Requirement – Where the string "desc" shows up in a line of the records, copy that line.

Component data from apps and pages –
──────────────────────────────
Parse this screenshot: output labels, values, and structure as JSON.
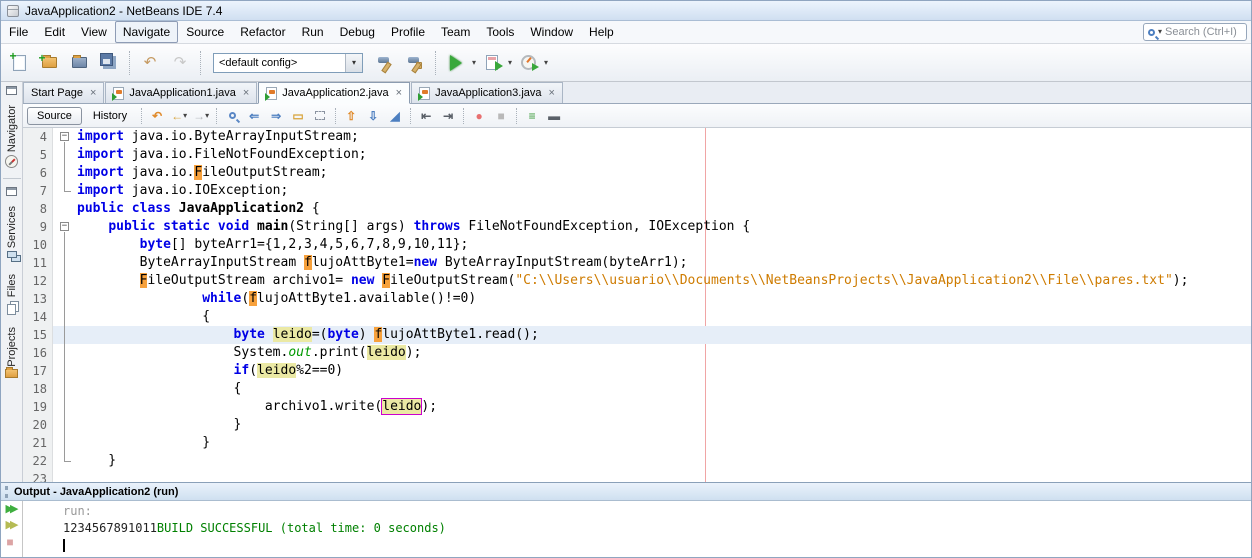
{
  "window": {
    "title": "JavaApplication2 - NetBeans IDE 7.4"
  },
  "menubar": {
    "items": [
      "File",
      "Edit",
      "View",
      "Navigate",
      "Source",
      "Refactor",
      "Run",
      "Debug",
      "Profile",
      "Team",
      "Tools",
      "Window",
      "Help"
    ],
    "focused": "Navigate",
    "search_placeholder": "Search (Ctrl+I)"
  },
  "toolbar": {
    "config_value": "<default config>",
    "buttons": [
      "new-file",
      "new-project",
      "open-project",
      "save-all",
      "undo",
      "redo",
      "configuration-combo",
      "build-project",
      "clean-and-build-project",
      "run-project",
      "debug-project",
      "profile-project"
    ]
  },
  "tabs": [
    {
      "label": "Start Page",
      "icon": false,
      "active": false
    },
    {
      "label": "JavaApplication1.java",
      "icon": true,
      "active": false
    },
    {
      "label": "JavaApplication2.java",
      "icon": true,
      "active": true
    },
    {
      "label": "JavaApplication3.java",
      "icon": true,
      "active": false
    }
  ],
  "editor_toolbar": {
    "source_label": "Source",
    "history_label": "History",
    "icons": [
      "last-edit",
      "back",
      "forward",
      "find",
      "previous-occurrence",
      "next-occurrence",
      "toggle-highlight",
      "rectangular-selection",
      "previous-bookmark",
      "next-bookmark",
      "toggle-bookmark",
      "shift-left",
      "shift-right",
      "start-macro-recording",
      "stop-macro-recording",
      "comment",
      "uncomment"
    ]
  },
  "sidebar": {
    "top": [
      {
        "label": "Navigator",
        "icon": "compass-icon"
      }
    ],
    "bottom": [
      {
        "label": "Services",
        "icon": "services-icon"
      },
      {
        "label": "Files",
        "icon": "files-icon"
      },
      {
        "label": "Projects",
        "icon": "projects-icon"
      }
    ]
  },
  "colors": {
    "keyword": "#0000e6",
    "string": "#ce7b00",
    "field": "#009900",
    "occurrence_f_highlight": "#f7a13c",
    "occurrence_leido_highlight": "#ebe9a4",
    "caret_occurrence_border": "#cc00cc",
    "current_line": "#e6eef8",
    "right_margin": "#f0a5a5",
    "success_green": "#008000"
  },
  "editor": {
    "lines": [
      {
        "n": 4,
        "fold": "start",
        "cur": false,
        "segs": [
          [
            "k",
            "import"
          ],
          [
            "p",
            " java.io.ByteArrayInputStream;"
          ]
        ]
      },
      {
        "n": 5,
        "fold": "mid",
        "cur": false,
        "segs": [
          [
            "k",
            "import"
          ],
          [
            "p",
            " java.io.FileNotFoundException;"
          ]
        ]
      },
      {
        "n": 6,
        "fold": "mid",
        "cur": false,
        "segs": [
          [
            "k",
            "import"
          ],
          [
            "p",
            " java.io."
          ],
          [
            "F",
            "F"
          ],
          [
            "p",
            "ileOutputStream;"
          ]
        ]
      },
      {
        "n": 7,
        "fold": "end",
        "cur": false,
        "segs": [
          [
            "k",
            "import"
          ],
          [
            "p",
            " java.io.IOException;"
          ]
        ]
      },
      {
        "n": 8,
        "fold": "",
        "cur": false,
        "segs": [
          [
            "k",
            "public"
          ],
          [
            "p",
            " "
          ],
          [
            "k",
            "class"
          ],
          [
            "p",
            " "
          ],
          [
            "b",
            "JavaApplication2"
          ],
          [
            "p",
            " {"
          ]
        ]
      },
      {
        "n": 9,
        "fold": "start",
        "cur": false,
        "segs": [
          [
            "p",
            "    "
          ],
          [
            "k",
            "public"
          ],
          [
            "p",
            " "
          ],
          [
            "k",
            "static"
          ],
          [
            "p",
            " "
          ],
          [
            "k",
            "void"
          ],
          [
            "p",
            " "
          ],
          [
            "b",
            "main"
          ],
          [
            "p",
            "(String[] args) "
          ],
          [
            "k",
            "throws"
          ],
          [
            "p",
            " FileNotFoundException, IOException {"
          ]
        ]
      },
      {
        "n": 10,
        "fold": "mid",
        "cur": false,
        "segs": [
          [
            "p",
            "        "
          ],
          [
            "k",
            "byte"
          ],
          [
            "p",
            "[] byteArr1={1,2,3,4,5,6,7,8,9,10,11};"
          ]
        ]
      },
      {
        "n": 11,
        "fold": "mid",
        "cur": false,
        "segs": [
          [
            "p",
            "        ByteArrayInputStream "
          ],
          [
            "F",
            "f"
          ],
          [
            "p",
            "lujoAttByte1="
          ],
          [
            "k",
            "new"
          ],
          [
            "p",
            " ByteArrayInputStream(byteArr1);"
          ]
        ]
      },
      {
        "n": 12,
        "fold": "mid",
        "cur": false,
        "segs": [
          [
            "p",
            "        "
          ],
          [
            "F",
            "F"
          ],
          [
            "p",
            "ileOutputStream archivo1= "
          ],
          [
            "k",
            "new"
          ],
          [
            "p",
            " "
          ],
          [
            "F",
            "F"
          ],
          [
            "p",
            "ileOutputStream("
          ],
          [
            "s",
            "\"C:\\\\Users\\\\usuario\\\\Documents\\\\NetBeansProjects\\\\JavaApplication2\\\\File\\\\pares.txt\""
          ],
          [
            "p",
            ");"
          ]
        ]
      },
      {
        "n": 13,
        "fold": "mid",
        "cur": false,
        "segs": [
          [
            "p",
            "                "
          ],
          [
            "k",
            "while"
          ],
          [
            "p",
            "("
          ],
          [
            "F",
            "f"
          ],
          [
            "p",
            "lujoAttByte1.available()!=0)"
          ]
        ]
      },
      {
        "n": 14,
        "fold": "mid",
        "cur": false,
        "segs": [
          [
            "p",
            "                {"
          ]
        ]
      },
      {
        "n": 15,
        "fold": "mid",
        "cur": true,
        "segs": [
          [
            "p",
            "                    "
          ],
          [
            "k",
            "byte"
          ],
          [
            "p",
            " "
          ],
          [
            "L",
            "leido"
          ],
          [
            "p",
            "=("
          ],
          [
            "k",
            "byte"
          ],
          [
            "p",
            ") "
          ],
          [
            "F",
            "f"
          ],
          [
            "p",
            "lujoAttByte1.read();"
          ]
        ]
      },
      {
        "n": 16,
        "fold": "mid",
        "cur": false,
        "segs": [
          [
            "p",
            "                    System."
          ],
          [
            "f",
            "out"
          ],
          [
            "p",
            ".print("
          ],
          [
            "L",
            "leido"
          ],
          [
            "p",
            ");"
          ]
        ]
      },
      {
        "n": 17,
        "fold": "mid",
        "cur": false,
        "segs": [
          [
            "p",
            "                    "
          ],
          [
            "k",
            "if"
          ],
          [
            "p",
            "("
          ],
          [
            "L",
            "leido"
          ],
          [
            "p",
            "%2==0)"
          ]
        ]
      },
      {
        "n": 18,
        "fold": "mid",
        "cur": false,
        "segs": [
          [
            "p",
            "                    {"
          ]
        ]
      },
      {
        "n": 19,
        "fold": "mid",
        "cur": false,
        "segs": [
          [
            "p",
            "                        archivo1.write("
          ],
          [
            "C",
            "leido"
          ],
          [
            "p",
            ");"
          ]
        ]
      },
      {
        "n": 20,
        "fold": "mid",
        "cur": false,
        "segs": [
          [
            "p",
            "                    }"
          ]
        ]
      },
      {
        "n": 21,
        "fold": "mid",
        "cur": false,
        "segs": [
          [
            "p",
            "                }"
          ]
        ]
      },
      {
        "n": 22,
        "fold": "end",
        "cur": false,
        "segs": [
          [
            "p",
            "    }"
          ]
        ]
      },
      {
        "n": 23,
        "fold": "",
        "cur": false,
        "segs": [
          [
            "p",
            ""
          ]
        ]
      }
    ]
  },
  "output": {
    "title": "Output - JavaApplication2 (run)",
    "toolbar": [
      "re-run",
      "re-run-with-different-parameters",
      "stop"
    ],
    "lines": [
      {
        "segs": [
          [
            "o-gray",
            "run:"
          ]
        ],
        "caret": false
      },
      {
        "segs": [
          [
            "o-pl",
            "1234567891011"
          ],
          [
            "o-green",
            "BUILD SUCCESSFUL (total time: 0 seconds)"
          ]
        ],
        "caret": false
      },
      {
        "segs": [],
        "caret": true
      }
    ]
  }
}
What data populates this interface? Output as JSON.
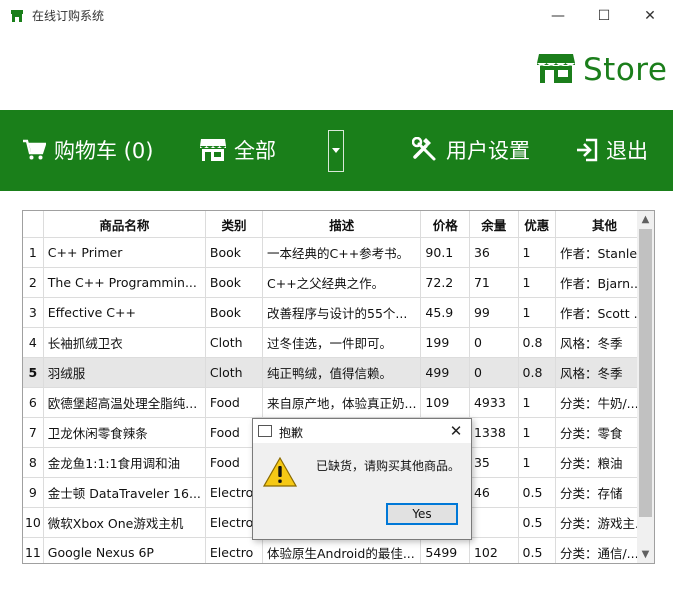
{
  "window": {
    "title": "在线订购系统",
    "minimize": "—",
    "maximize": "☐",
    "close": "✕"
  },
  "brand": {
    "text": "Store"
  },
  "nav": {
    "cart_label": "购物车 (0)",
    "all_label": "全部",
    "settings_label": "用户设置",
    "exit_label": "退出"
  },
  "table": {
    "columns": [
      "商品名称",
      "类别",
      "描述",
      "价格",
      "余量",
      "优惠",
      "其他"
    ],
    "rows": [
      {
        "n": "1",
        "name": "C++ Primer",
        "cat": "Book",
        "desc": "一本经典的C++参考书。",
        "price": "90.1",
        "stock": "36",
        "disc": "1",
        "other": "作者：Stanle..."
      },
      {
        "n": "2",
        "name": "The C++ Programmin...",
        "cat": "Book",
        "desc": "C++之父经典之作。",
        "price": "72.2",
        "stock": "71",
        "disc": "1",
        "other": "作者：Bjarn..."
      },
      {
        "n": "3",
        "name": "Effective C++",
        "cat": "Book",
        "desc": "改善程序与设计的55个...",
        "price": "45.9",
        "stock": "99",
        "disc": "1",
        "other": "作者：Scott ..."
      },
      {
        "n": "4",
        "name": "长袖抓绒卫衣",
        "cat": "Cloth",
        "desc": "过冬佳选，一件即可。",
        "price": "199",
        "stock": "0",
        "disc": "0.8",
        "other": "风格：冬季"
      },
      {
        "n": "5",
        "name": "羽绒服",
        "cat": "Cloth",
        "desc": "纯正鸭绒，值得信赖。",
        "price": "499",
        "stock": "0",
        "disc": "0.8",
        "other": "风格：冬季"
      },
      {
        "n": "6",
        "name": "欧德堡超高温处理全脂纯...",
        "cat": "Food",
        "desc": "来自原产地，体验真正奶...",
        "price": "109",
        "stock": "4933",
        "disc": "1",
        "other": "分类：牛奶/..."
      },
      {
        "n": "7",
        "name": "卫龙休闲零食辣条",
        "cat": "Food",
        "desc": "",
        "price": "",
        "stock": "1338",
        "disc": "1",
        "other": "分类：零食"
      },
      {
        "n": "8",
        "name": "金龙鱼1:1:1食用调和油",
        "cat": "Food",
        "desc": "",
        "price": "",
        "stock": "35",
        "disc": "1",
        "other": "分类：粮油"
      },
      {
        "n": "9",
        "name": "金士顿 DataTraveler 16...",
        "cat": "Electro",
        "desc": "",
        "price": "",
        "stock": "46",
        "disc": "0.5",
        "other": "分类：存储"
      },
      {
        "n": "10",
        "name": "微软Xbox One游戏主机",
        "cat": "Electro",
        "desc": "",
        "price": "",
        "stock": "",
        "disc": "0.5",
        "other": "分类：游戏主..."
      },
      {
        "n": "11",
        "name": "Google Nexus 6P",
        "cat": "Electro",
        "desc": "体验原生Android的最佳...",
        "price": "5499",
        "stock": "102",
        "disc": "0.5",
        "other": "分类：通信/..."
      }
    ]
  },
  "dialog": {
    "title": "抱歉",
    "message": "已缺货，请购买其他商品。",
    "yes_label": "Yes",
    "close": "✕"
  },
  "colors": {
    "accent": "#1a7f1a",
    "brand": "#1b7e1b"
  }
}
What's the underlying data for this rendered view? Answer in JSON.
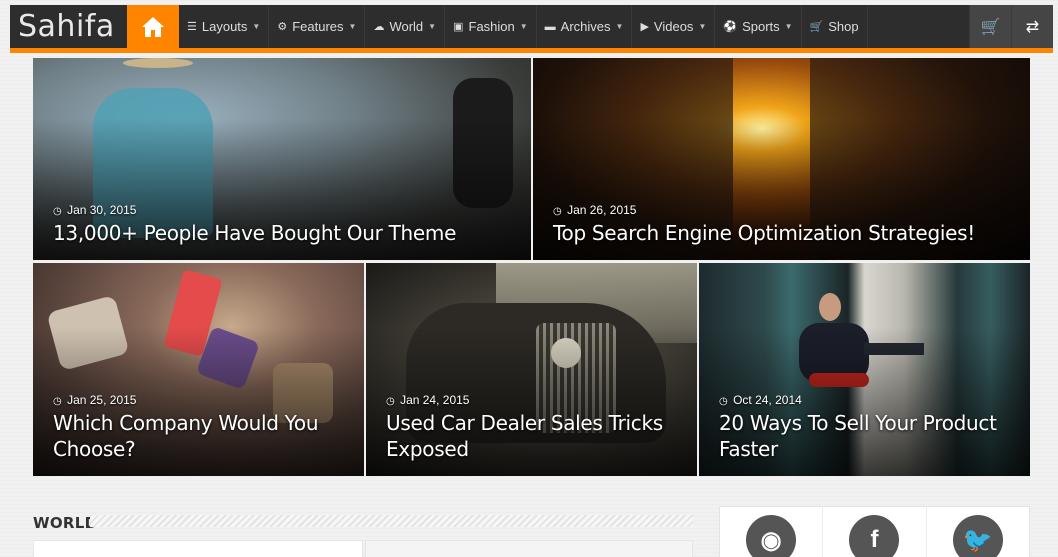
{
  "brand": {
    "logo_text": "Sahifa",
    "accent": "#ff8500"
  },
  "nav": {
    "items": [
      {
        "label": "Layouts",
        "icon": "bars-icon",
        "glyph": "☰"
      },
      {
        "label": "Features",
        "icon": "cogs-icon",
        "glyph": "⚙"
      },
      {
        "label": "World",
        "icon": "cloud-icon",
        "glyph": "☁"
      },
      {
        "label": "Fashion",
        "icon": "briefcase-icon",
        "glyph": "▣"
      },
      {
        "label": "Archives",
        "icon": "folder-icon",
        "glyph": "▬"
      },
      {
        "label": "Videos",
        "icon": "play-circle-icon",
        "glyph": "▶"
      },
      {
        "label": "Sports",
        "icon": "soccer-ball-icon",
        "glyph": "⚽"
      },
      {
        "label": "Shop",
        "icon": "cart-icon",
        "glyph": "🛒",
        "no_caret": true
      }
    ],
    "right_buttons": [
      {
        "icon": "cart-icon",
        "glyph": "🛒"
      },
      {
        "icon": "shuffle-icon",
        "glyph": "⇄"
      }
    ]
  },
  "featured": [
    {
      "date": "Jan 30, 2015",
      "title": "13,000+ People Have Bought Our Theme"
    },
    {
      "date": "Jan 26, 2015",
      "title": "Top Search Engine Optimization Strategies!"
    },
    {
      "date": "Jan 25, 2015",
      "title": "Which Company Would You Choose?"
    },
    {
      "date": "Jan 24, 2015",
      "title": "Used Car Dealer Sales Tricks Exposed"
    },
    {
      "date": "Oct 24, 2014",
      "title": "20 Ways To Sell Your Product Faster"
    }
  ],
  "world_section": {
    "title": "WORLD"
  },
  "social": [
    {
      "icon": "rss-icon",
      "glyph": "◉"
    },
    {
      "icon": "facebook-icon",
      "glyph": "f"
    },
    {
      "icon": "twitter-icon",
      "glyph": "🐦"
    }
  ]
}
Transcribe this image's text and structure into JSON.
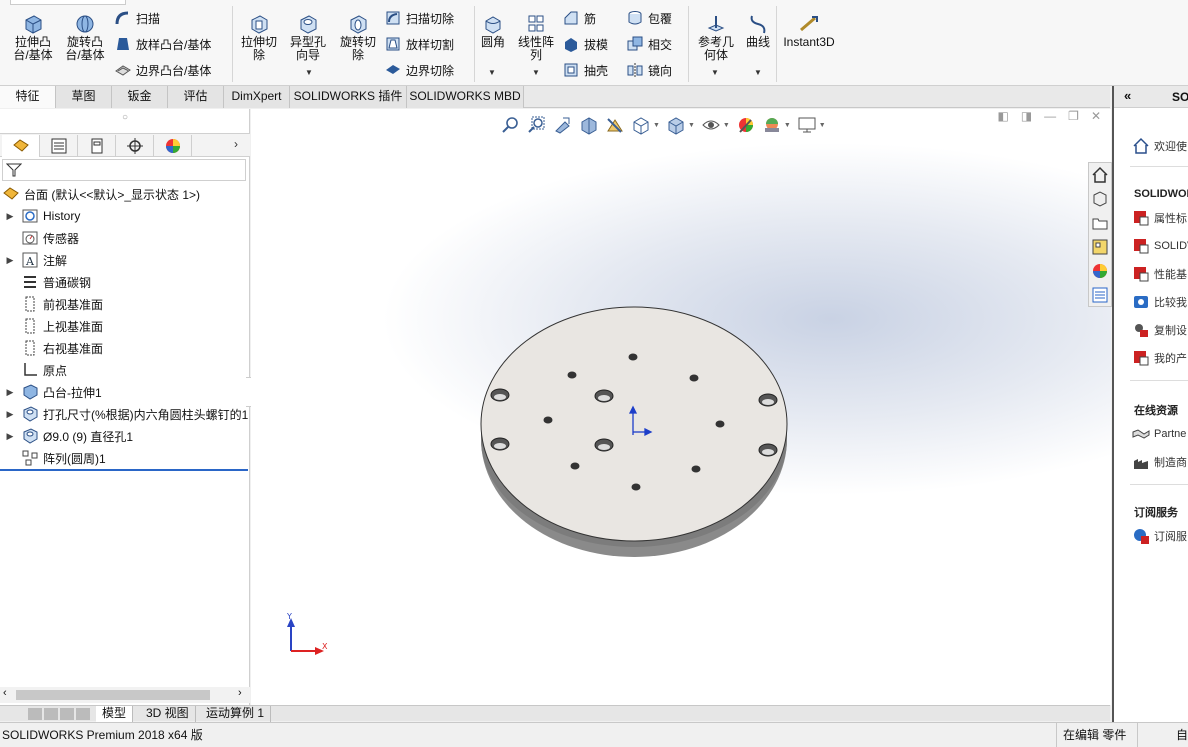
{
  "ribbon": {
    "extrude_boss": "拉伸凸\n台/基体",
    "revolve_boss": "旋转凸\n台/基体",
    "sweep": "扫描",
    "loft_boss": "放样凸台/基体",
    "boundary_boss": "边界凸台/基体",
    "extrude_cut": "拉伸切\n除",
    "hole_wizard": "异型孔\n向导",
    "revolve_cut": "旋转切\n除",
    "sweep_cut": "扫描切除",
    "loft_cut": "放样切割",
    "boundary_cut": "边界切除",
    "fillet": "圆角",
    "linear_pattern": "线性阵\n列",
    "rib": "筋",
    "draft": "拔模",
    "shell": "抽壳",
    "wrap": "包覆",
    "intersect": "相交",
    "mirror": "镜向",
    "ref_geometry": "参考几\n何体",
    "curves": "曲线",
    "instant3d": "Instant3D"
  },
  "tabs": [
    "特征",
    "草图",
    "钣金",
    "评估",
    "DimXpert",
    "SOLIDWORKS 插件",
    "SOLIDWORKS MBD"
  ],
  "tree": {
    "root": "台面  (默认<<默认>_显示状态 1>)",
    "items": [
      {
        "label": "History",
        "expandable": true
      },
      {
        "label": "传感器",
        "expandable": false
      },
      {
        "label": "注解",
        "expandable": true
      },
      {
        "label": "普通碳钢",
        "expandable": false
      },
      {
        "label": "前视基准面",
        "expandable": false
      },
      {
        "label": "上视基准面",
        "expandable": false
      },
      {
        "label": "右视基准面",
        "expandable": false
      },
      {
        "label": "原点",
        "expandable": false
      },
      {
        "label": "凸台-拉伸1",
        "expandable": true
      },
      {
        "label": "打孔尺寸(%根据)内六角圆柱头螺钉的1",
        "expandable": true
      },
      {
        "label": "Ø9.0 (9) 直径孔1",
        "expandable": true
      },
      {
        "label": "阵列(圆周)1",
        "expandable": false
      }
    ]
  },
  "bottom_tabs": [
    "模型",
    "3D 视图",
    "运动算例 1"
  ],
  "triad": {
    "x": "X",
    "y": "Y"
  },
  "right_panel": {
    "header": "SO",
    "welcome": "欢迎使",
    "section1": "SOLIDWOR",
    "items1": [
      "属性标",
      "SOLIDV",
      "性能基",
      "比较我",
      "复制设",
      "我的产"
    ],
    "section2": "在线资源",
    "items2": [
      "Partne",
      "制造商"
    ],
    "section3": "订阅服务",
    "items3": [
      "订阅服"
    ]
  },
  "status": {
    "left": "SOLIDWORKS Premium 2018 x64 版",
    "mode": "在编辑 零件",
    "custom": "自"
  },
  "colors": {
    "accent": "#2a66c7",
    "plate_top": "#e9e6e2",
    "plate_side": "#8a8a8a"
  }
}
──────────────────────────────
Expected answer –
        "desc": "一本经典的C++参考书。",
        "desc": "C++之父经典之作。",
        "desc": "改善程序与设计的55个...",
        "desc": "过冬佳选，一件即可。",
        "desc": "纯正鸭绒，值得信赖。",
        "desc": "来自原产地，体验真正奶...",
        "desc": "",
        "desc": "",
        "desc": "",
        "desc": "",
        "desc": "体验原生Android的最佳...",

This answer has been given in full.